… Lichens – many colors/kinds can be found on rocks all over the world, especially in nearby mountains and deserts. Look for them when out hiking.
… Yeast – grows in wet places, for example on shower curtains.
Part 3: What do fungi eat? (25-30 minutes)
Cups, yeast, coffee stirrers, sugar, salt, carrots, fruit juice, honey, hot water
There are many different kinds of fungi; today we’re going to learn about a fungus called yeast. Is yeast alive? Does it grow? Let students
guess. The answer is yes. What does it need to grow? Food? Water? Vitamins? Exercise? Sunlight? Let the students guess. Accept all responses.
Divide the students into three groups. Pass out to each student.
1 tsp. yeast per cup
1 coffee stirrer
Ask students if they think their yeast needs water to live. If students think their yeasts needs water, then pass out 8 tsp. hot water per cup
(110-115 degrees F).
I Have the students draw lines with markers on their cups to indicate the starting height of the yeast/water mixture.
Ask for volunteers to try feeding their yeast the various other types of food. For each food, select ~five students to try the food. Each volunteer
should do a control cup containing only yeast and water. Label all cups.
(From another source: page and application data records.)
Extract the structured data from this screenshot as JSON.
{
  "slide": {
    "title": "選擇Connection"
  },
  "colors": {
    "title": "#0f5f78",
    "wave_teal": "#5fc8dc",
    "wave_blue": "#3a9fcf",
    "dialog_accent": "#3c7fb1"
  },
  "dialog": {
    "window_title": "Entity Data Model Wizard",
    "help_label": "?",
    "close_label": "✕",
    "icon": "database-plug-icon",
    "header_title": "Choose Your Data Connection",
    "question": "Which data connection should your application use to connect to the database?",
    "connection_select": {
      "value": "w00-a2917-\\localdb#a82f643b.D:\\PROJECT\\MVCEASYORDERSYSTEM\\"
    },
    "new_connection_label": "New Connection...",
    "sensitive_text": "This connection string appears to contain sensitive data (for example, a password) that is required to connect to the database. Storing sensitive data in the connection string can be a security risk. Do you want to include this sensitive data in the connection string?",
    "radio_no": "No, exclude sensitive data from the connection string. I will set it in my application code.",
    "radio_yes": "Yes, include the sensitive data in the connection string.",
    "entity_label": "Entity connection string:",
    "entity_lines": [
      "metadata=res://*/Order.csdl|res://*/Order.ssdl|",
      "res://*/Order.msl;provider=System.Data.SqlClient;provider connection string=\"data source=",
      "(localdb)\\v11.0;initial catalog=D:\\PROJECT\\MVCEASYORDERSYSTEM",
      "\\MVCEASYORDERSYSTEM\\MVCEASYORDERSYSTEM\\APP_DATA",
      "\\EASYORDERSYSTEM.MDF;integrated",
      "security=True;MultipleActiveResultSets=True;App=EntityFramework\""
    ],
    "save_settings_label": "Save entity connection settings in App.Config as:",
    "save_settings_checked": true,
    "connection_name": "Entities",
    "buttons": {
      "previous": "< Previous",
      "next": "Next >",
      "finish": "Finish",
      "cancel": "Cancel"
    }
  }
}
carrot: ~2 slices per cup
fruit juice: 1-2 tsp. per cup
honey: 1-2 tsp. per cup
sugar: 2 tsp. per cup
salt: 1 tsp. per cup
Every five minutes, have the students make observations. (Optional – draw table on board and note results of each type of food)
Ask them how the yeast smells, whether it’s clumpy, foamy, or thin/runny.
I While in-between checking times, let the students examine each others’ yeast and compare with the control cups. Let the students take
turns viewing the fungi slides under the microscopes. Encourage them to ask questions about yeast and/or fungi, or just about science or the University.
M One volunteer should stay at the microscope to help students use it properly.
I Stop checking yeast at ~1:50.
J Ask the students to help you decide which type of food the yeast likes best. Have the students compare their cups of yeast.
Can they see a difference between the cup with food and the cup without food? What does yeast need to grow?
I Collect cups, coffee stirrers and any other items, explain that we can use these items again, recycling is cool, (ask for student volunteers
to help). Students may not keep the yeast. Make sure desks and counters are clean before leaving. Don’t put the yeast in the classroom garbage.
We will collect it all in a separate garbage bag and dispose of it back at the lab.
Assessment: Students will:
Useful Internet Resources: Introduction to Fungi
Fun Facts About Fungi – University of Michigan